» TASK OBJECTIVE
Each line in the records that mentions the word "image" needs to be listed.
##### INPUT RECORDS
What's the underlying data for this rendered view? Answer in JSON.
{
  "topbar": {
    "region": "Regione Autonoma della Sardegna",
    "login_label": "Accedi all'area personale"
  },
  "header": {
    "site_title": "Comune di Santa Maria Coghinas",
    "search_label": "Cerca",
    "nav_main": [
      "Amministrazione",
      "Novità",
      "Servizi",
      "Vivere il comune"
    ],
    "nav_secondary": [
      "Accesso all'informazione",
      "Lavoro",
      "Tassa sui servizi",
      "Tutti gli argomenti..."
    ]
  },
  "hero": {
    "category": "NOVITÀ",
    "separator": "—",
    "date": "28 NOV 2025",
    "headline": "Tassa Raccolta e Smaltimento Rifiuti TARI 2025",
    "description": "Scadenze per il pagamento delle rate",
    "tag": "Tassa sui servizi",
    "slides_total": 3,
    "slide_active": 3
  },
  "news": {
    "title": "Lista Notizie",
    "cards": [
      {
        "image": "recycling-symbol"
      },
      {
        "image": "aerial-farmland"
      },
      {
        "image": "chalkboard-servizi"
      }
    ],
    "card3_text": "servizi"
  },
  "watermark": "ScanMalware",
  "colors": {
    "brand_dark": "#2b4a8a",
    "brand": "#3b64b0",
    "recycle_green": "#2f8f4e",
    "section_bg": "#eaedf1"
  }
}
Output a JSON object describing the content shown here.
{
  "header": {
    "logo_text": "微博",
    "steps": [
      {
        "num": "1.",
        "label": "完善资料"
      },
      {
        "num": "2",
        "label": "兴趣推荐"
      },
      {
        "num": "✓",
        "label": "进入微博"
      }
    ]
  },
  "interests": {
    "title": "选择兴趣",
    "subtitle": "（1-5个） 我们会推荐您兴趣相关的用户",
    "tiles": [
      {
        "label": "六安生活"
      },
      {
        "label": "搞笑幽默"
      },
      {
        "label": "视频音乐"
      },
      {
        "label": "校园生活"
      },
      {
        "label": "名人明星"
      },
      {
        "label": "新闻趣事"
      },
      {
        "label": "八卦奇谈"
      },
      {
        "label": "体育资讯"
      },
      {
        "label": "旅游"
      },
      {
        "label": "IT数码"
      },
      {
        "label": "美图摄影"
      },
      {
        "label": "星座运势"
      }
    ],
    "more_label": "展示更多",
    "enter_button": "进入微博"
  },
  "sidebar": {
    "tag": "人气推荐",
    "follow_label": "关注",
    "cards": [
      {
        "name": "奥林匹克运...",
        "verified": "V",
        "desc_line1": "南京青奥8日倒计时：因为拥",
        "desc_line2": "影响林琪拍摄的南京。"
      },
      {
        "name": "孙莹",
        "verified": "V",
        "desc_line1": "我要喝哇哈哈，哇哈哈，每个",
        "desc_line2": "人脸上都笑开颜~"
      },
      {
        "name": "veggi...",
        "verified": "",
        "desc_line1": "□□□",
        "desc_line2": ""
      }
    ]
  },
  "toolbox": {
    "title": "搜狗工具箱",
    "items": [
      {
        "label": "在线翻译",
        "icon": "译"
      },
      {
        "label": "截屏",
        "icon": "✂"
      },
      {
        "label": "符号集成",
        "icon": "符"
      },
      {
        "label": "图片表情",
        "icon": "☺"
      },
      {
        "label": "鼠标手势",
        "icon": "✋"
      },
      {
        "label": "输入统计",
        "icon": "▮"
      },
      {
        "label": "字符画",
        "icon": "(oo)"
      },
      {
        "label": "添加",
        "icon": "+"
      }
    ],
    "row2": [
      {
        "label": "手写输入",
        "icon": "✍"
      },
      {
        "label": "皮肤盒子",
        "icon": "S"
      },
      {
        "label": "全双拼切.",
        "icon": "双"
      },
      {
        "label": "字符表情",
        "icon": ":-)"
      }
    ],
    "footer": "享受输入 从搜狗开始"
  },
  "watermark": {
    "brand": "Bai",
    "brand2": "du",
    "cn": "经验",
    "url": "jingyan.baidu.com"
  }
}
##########
» TASK RESULT
        "image": "recycling-symbol"
        "image": "aerial-farmland"
        "image": "chalkboard-servizi"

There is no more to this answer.